How to diagnose / replace Spark plug?
Faulty spark plugs can be a major cause of poor running and poor fuel economy. They eventually wear out over time and need to be replaced. They are also a good indicator of the general condition of an engine and how it is running, i.e. if they are black and oily it could mean worn piston rings or valve stem oil seals, if they are black and sooty it indicates an over rich fuel mixture which could be a blocked air filter, a faulty temperature sensor causing the engine to over fuel or any other number of things. I have posted a picture below showing some of the most common problems here.
Thankfully, changing spark plugs is a simple task you can do it by yourself and it doesn’t take too long. You will need a ratchet, extension bar and a spark plug socket to suit your size of plug. It is possible to use an ordinary deep wall socket but a dedicated spark plug socket is better as it has a rubber insert which clips onto the top of the plug and helps you withdraw it easily. Your motor factor/parts supplier will advise you on which plugs your car requires or check below in multiple manufacturer to be sure.
Pull the wires off the top of the spark plugs. Always pull them by the insulator, try not to pull the thin part of the wire or you can damage it. Always remember which order you removed them in or the car won’t run properly if they are connected in the wrong order or may not run at all. Sometimes it helps to put a bit of tape on the end of the wire and write the cylinder number on it. If the car has a coil over plug ignition system rather than ordinary wires, remove the coil packs first.
You now have access to remove the plugs. Put the socket over the end and rotate anti clockwise until the plug comes out. Be careful if the engine is warm, use gloves to hold the plugs otherwise you can burn yourself with the hot plugs.
Fit the new plugs. Before you tighten them, make sure they are on the correct threads.
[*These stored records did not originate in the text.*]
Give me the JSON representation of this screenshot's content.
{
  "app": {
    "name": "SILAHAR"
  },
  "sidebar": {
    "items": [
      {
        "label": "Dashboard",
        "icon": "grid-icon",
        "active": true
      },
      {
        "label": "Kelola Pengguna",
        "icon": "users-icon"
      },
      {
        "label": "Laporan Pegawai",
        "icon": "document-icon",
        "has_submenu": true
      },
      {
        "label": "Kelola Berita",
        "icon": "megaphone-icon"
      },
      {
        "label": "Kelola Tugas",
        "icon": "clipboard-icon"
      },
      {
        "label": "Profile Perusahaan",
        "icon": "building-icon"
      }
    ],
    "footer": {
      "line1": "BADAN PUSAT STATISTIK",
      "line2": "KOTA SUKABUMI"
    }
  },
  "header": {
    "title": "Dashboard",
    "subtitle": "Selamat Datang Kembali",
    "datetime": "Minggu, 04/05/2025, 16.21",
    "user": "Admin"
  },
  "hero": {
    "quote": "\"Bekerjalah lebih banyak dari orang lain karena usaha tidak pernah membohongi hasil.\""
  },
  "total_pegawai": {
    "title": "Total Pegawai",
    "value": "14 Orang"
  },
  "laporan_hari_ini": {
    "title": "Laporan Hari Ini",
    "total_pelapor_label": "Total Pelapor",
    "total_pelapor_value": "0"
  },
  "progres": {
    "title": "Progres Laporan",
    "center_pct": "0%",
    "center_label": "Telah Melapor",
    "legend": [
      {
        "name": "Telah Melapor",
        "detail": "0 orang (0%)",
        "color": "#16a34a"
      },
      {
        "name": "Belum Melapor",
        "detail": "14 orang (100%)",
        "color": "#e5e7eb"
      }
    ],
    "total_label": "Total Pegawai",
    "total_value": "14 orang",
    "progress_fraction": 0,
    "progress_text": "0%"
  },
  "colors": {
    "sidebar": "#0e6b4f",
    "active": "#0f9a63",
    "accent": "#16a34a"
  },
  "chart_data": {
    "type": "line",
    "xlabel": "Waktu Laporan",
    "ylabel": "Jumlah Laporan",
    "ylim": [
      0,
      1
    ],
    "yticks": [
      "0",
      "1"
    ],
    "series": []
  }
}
If you have a torque wrench, use this to tighten them. Check the workshop manual for the torque settings specific to your car, it’s probably somewhere between 10-30 Nm. If you don’t have a torque wrench, you can use an ordinary ratchet but do not over tighten them. Not only will it make them more difficult to remove next time but if damage the cylinder head you could be in for a whole world of bother, maybe having to remove the head to fix the threads. If the car has long tubes down to the spark plugs, it’s very important that you don’t just drop the plugs down the hole prior to tightening. Either push a piece of rubber pipe over the end and use it to lower them down or use the extension bar and socket to gently land them in their socket. If you drop the plugs down the tubes, you can bend the ground electrode which closes the gap and means you won’t get a proper spark.
Refit the plug wires in the same order as you removed them or refit the coil packs if you have a coil over plug system and start the car.
**DISCLAIMER** I accept no responsibility for any harm or damage cause by anyone changing their own spark plugs. This is just a simple guide. Always read the manual for your own car before attempting any repairs.